Theresa May, Andrea Leadsom on shortlist of candidates for U.K.’s premiership.
Britain will have its first female prime minister since Margaret Thatcher after Theresa May and Andrea Leadsom made the shortlist on Thursday to be the leader who will guide the country out of the E.U.
“Who’ll be the new Maggie?” asked the front page of the Daily Mail newspaper after cabinet veteran May won 199 votes from the 329 ruling Conservative lawmakers who took part in the ballot for next party leader and prime minister. Junior energy minister Leadsom, who was only elected to parliament in 2010 and is a virtual unknown to the wider British public, got 84 votes.
The new prime minister will be announced on Sept. 9 and will immediately have the task of extricating Britain from its 43-year E.U. membership following the seismic vote in last month’s referendum after a bitterly divisive campaign.
May enjoys higher support among lawmakers, but the vote will now be decided by the Conservative Party’s 150,000 ordinary members, who may want a leader who supported Britain leaving the European Union.

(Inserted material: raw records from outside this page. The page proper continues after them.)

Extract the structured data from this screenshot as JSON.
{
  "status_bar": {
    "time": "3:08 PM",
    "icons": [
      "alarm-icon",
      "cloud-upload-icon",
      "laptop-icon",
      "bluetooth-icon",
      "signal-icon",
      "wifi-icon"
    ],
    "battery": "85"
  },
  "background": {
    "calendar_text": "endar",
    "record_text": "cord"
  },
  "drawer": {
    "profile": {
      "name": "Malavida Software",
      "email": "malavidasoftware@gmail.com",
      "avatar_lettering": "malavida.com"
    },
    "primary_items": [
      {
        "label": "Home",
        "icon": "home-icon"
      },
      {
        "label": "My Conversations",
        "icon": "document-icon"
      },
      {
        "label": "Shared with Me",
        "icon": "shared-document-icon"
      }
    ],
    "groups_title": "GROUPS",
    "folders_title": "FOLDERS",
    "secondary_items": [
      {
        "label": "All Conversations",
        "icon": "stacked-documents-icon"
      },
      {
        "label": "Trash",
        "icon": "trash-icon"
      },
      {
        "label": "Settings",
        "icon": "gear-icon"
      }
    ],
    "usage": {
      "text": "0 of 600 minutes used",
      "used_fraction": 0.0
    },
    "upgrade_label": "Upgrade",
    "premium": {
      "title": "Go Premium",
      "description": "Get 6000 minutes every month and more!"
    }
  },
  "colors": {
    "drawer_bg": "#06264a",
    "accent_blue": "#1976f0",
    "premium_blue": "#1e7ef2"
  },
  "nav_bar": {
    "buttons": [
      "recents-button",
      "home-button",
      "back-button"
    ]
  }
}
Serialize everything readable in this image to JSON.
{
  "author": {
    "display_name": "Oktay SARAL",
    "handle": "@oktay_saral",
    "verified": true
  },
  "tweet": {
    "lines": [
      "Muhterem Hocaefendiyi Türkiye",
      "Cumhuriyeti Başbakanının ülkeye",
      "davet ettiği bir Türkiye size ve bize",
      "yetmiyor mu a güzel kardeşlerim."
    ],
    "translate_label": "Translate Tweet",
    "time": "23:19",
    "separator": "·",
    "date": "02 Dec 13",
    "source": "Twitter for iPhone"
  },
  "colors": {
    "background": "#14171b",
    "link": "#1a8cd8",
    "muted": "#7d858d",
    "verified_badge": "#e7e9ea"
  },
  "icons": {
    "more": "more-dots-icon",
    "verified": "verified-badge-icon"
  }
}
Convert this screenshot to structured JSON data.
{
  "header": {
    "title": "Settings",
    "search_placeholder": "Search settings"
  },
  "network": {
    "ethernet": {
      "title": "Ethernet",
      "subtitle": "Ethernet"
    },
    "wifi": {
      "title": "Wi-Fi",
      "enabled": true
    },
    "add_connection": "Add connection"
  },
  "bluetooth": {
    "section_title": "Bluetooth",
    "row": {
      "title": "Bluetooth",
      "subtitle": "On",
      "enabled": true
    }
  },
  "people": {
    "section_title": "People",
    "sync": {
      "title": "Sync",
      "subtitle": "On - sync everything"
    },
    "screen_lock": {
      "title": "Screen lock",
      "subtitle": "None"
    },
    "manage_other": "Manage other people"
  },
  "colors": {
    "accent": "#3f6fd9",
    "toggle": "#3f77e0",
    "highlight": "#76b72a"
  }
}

“We need proven leadership to negotiate the best deals for leaving the European Union,” said May, who was a low-key figure on the ‘Remain’ side, outside the parliament after the announcement. “This vote shows that the Conservative Party can come together and under my leadership it will,” she said.
Leadsom, who rose to prominence in the campaign to leave the E.U. and has argued for a rapid exit, played down the economic downsides of leaving the 28-member bloc. “I believe we have a great future ahead of us,” Leadsom said in a speech in London to a room packed with supporters. “We need to unite. We need to be positive.”
The third challenger, justice minister Michael Gove, who announced his surprise bid last week after initially supporting former mayor of London Boris Johnson for the post, was rejected after winning just 46 votes following accusations of treachery.
Leadsom has received the endorsement of UKIP’s Nigel Farage and Johnson, who was the favorite to succeed Cameron until last week. “Important the next Prime Minister is a Brexiteer – she has my backing,” wrote Farage on Twitter, after announcing on Monday that he was stepping down as the leader of the U.K. Independence Party.
May has said she has no plans to invoke Article 50—the formal procedure for leaving the E.U.—before the end of the year, while Leadsom has said she wants to do so as quickly as possible.
E.U. leaders have warned against dragging out the process, a point pressed by Christine Lagarde, managing director of the International Monetary Fund (IMF), in an interview with AFP in Washington. “The key word about this Brexit affair is uncertainty and the longer the uncertainty, the higher the risk,” she said. “The sooner they can resolve their timeline and the terms of their departure the better for all. It needs to be predictable as soon as possible.”
Some Conservative M.P.s agree—about 30 have signed a letter organized by former party chairman Grant Shapps calling for a new leader to be installed by the end of July.
The shock result of the June 23 referendum prompted Cameron to resign and sent global stock markets and the value of the pound plunging. London’s FTSE 100 index has recovered but the Bank of England warned this week that the feared risks to financial stability were starting to materialize.
Aberdeen Asset Management on Thursday became the seventh financial group to order a temporary suspension on redemptions from U.K. property funds after investors rushed to withdraw investments.
Lagarde said Brexit was a “major downside risk” to the world but played down the likelihood of a global recession, saying: “The immediate effects will be on the U.K.”
May, who has run the Home Office since 2010, is a well-known national figure known for talking tough on immigration. Leadsom, who has never served in the cabinet, secured a surprise boost in support following a sound performance in E.U. referendum debates.
In a speech in London to a room packed with supporters, Leadsom said her focus would be on “the continued success of the U.K. economy.”
“Prosperity should be our goal, not austerity,” the 53-year-old said. She dismissed predictions that Brexit could spell economic disaster, and said the fall in the pound to a 31-year low against the dollar was good for exports.
In a round of television interviews, she dismissed reports that she had exaggerated her experience in the financial sector before becoming an M.P. in 2010.